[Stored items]
* * * * * * * * *
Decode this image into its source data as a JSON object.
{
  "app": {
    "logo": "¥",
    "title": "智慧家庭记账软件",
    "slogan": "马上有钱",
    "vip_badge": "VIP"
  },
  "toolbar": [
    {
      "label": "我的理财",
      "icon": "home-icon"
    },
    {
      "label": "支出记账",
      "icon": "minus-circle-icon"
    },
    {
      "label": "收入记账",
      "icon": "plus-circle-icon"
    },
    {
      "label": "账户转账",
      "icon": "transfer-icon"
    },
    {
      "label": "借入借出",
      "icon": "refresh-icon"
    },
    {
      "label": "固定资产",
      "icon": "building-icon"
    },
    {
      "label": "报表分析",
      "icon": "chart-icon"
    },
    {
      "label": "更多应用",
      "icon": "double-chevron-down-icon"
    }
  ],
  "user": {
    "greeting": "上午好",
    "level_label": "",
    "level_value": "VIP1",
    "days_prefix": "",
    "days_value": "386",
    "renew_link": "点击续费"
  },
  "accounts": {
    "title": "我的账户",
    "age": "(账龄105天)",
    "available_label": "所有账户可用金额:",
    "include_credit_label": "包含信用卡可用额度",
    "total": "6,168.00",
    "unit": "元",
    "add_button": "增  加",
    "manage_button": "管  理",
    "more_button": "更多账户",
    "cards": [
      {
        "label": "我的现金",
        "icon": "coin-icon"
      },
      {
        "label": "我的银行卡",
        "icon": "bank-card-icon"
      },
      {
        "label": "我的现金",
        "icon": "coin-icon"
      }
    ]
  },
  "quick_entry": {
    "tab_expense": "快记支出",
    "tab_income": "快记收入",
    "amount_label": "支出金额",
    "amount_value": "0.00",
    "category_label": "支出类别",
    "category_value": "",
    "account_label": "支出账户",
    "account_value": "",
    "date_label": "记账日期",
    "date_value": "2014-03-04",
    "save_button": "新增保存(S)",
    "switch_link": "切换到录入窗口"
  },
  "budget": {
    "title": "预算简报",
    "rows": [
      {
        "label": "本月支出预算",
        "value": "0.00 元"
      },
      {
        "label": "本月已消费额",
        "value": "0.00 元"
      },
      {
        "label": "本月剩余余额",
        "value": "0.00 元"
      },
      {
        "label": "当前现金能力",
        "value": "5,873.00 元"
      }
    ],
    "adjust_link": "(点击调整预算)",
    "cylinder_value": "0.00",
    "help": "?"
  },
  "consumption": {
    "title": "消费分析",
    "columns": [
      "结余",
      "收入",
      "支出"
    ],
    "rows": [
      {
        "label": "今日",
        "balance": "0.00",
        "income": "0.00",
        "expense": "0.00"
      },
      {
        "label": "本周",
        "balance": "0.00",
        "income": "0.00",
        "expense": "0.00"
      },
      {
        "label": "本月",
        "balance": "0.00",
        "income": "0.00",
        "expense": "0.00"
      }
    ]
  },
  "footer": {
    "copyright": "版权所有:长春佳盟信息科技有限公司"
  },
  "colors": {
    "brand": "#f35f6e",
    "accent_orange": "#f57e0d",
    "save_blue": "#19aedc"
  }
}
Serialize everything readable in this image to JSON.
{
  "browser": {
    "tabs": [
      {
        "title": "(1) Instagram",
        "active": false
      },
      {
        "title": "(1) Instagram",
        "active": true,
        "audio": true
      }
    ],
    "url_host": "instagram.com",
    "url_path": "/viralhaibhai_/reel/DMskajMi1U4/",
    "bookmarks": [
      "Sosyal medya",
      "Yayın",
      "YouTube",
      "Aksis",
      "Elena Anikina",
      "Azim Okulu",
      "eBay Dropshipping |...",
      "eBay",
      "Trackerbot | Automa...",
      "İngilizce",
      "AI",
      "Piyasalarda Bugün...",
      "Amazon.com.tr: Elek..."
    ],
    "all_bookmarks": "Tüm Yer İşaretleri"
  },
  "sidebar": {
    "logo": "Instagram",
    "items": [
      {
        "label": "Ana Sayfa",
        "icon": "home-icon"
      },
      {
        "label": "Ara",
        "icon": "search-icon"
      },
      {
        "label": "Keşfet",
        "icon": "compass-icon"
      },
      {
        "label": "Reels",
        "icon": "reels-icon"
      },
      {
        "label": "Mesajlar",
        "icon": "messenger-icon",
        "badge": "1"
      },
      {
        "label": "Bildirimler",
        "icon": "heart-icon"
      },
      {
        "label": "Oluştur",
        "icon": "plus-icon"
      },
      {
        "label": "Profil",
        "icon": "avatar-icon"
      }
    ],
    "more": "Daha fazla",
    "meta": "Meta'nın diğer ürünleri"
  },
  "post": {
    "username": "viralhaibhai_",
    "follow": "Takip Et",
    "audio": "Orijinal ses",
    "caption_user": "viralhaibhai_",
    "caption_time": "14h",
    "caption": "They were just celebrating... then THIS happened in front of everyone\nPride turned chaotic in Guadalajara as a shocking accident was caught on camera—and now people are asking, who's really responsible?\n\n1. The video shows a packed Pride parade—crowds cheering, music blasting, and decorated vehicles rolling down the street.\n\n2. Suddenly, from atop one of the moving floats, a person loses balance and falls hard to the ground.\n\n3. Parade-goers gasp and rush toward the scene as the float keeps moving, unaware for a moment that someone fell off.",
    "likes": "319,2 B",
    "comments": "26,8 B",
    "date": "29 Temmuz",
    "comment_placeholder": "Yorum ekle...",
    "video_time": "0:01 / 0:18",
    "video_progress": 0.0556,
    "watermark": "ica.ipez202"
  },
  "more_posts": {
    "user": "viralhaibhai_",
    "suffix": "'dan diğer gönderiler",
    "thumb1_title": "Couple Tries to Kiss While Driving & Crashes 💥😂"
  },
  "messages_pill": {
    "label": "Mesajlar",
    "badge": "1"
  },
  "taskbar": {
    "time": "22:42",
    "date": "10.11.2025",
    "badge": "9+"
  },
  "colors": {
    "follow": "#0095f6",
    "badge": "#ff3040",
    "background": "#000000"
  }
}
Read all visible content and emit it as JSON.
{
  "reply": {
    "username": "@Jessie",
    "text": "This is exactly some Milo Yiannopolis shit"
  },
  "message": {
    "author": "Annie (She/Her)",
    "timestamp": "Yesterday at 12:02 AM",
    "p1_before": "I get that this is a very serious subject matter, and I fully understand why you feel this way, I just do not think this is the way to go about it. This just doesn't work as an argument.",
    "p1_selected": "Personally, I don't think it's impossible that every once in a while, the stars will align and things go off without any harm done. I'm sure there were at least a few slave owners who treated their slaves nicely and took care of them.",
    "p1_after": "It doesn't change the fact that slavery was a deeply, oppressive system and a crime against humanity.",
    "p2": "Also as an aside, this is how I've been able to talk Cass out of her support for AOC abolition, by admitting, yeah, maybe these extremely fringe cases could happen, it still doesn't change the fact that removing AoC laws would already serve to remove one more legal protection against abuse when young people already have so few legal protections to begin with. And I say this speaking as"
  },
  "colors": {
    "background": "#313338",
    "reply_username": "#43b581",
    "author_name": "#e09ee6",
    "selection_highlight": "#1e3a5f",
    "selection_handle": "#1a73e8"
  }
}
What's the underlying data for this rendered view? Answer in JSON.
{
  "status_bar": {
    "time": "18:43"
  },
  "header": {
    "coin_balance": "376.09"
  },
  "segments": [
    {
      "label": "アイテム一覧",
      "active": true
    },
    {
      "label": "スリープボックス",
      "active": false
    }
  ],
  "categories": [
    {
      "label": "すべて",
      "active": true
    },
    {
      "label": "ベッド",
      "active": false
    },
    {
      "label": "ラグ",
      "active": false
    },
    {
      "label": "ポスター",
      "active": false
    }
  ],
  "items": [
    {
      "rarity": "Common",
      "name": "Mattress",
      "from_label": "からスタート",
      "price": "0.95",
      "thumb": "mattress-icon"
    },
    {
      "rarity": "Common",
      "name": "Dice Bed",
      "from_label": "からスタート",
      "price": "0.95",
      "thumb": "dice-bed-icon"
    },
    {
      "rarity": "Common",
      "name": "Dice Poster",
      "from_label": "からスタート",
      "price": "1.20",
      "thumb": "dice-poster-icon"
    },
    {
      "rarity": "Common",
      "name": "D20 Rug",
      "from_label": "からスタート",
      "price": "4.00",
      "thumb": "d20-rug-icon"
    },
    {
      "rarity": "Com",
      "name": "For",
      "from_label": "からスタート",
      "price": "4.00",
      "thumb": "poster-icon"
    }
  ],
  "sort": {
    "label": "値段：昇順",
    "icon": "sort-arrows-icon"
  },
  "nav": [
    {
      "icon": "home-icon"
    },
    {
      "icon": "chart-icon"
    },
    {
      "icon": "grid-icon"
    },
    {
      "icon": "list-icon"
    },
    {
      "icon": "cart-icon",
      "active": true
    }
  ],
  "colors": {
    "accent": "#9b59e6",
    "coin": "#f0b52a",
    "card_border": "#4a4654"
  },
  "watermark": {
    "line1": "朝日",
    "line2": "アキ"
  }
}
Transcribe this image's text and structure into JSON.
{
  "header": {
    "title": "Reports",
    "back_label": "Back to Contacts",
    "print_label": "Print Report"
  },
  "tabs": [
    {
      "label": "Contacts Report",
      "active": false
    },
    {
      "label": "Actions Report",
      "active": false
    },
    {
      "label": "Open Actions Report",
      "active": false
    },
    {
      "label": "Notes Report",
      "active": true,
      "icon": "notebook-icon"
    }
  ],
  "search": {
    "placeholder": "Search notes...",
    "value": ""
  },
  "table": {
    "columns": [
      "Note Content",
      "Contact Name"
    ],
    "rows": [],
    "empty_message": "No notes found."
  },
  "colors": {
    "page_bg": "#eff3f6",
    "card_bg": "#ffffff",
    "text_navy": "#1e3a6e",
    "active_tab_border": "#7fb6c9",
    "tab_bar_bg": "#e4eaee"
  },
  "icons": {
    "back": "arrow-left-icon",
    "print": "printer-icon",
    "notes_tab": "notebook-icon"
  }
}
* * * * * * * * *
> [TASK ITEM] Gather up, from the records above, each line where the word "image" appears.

> [RESPONSE AREA]
Decode this image into its source data as a JSON object.
Serialize everything readable in this image to JSON.
Transcribe this image's text and structure into JSON.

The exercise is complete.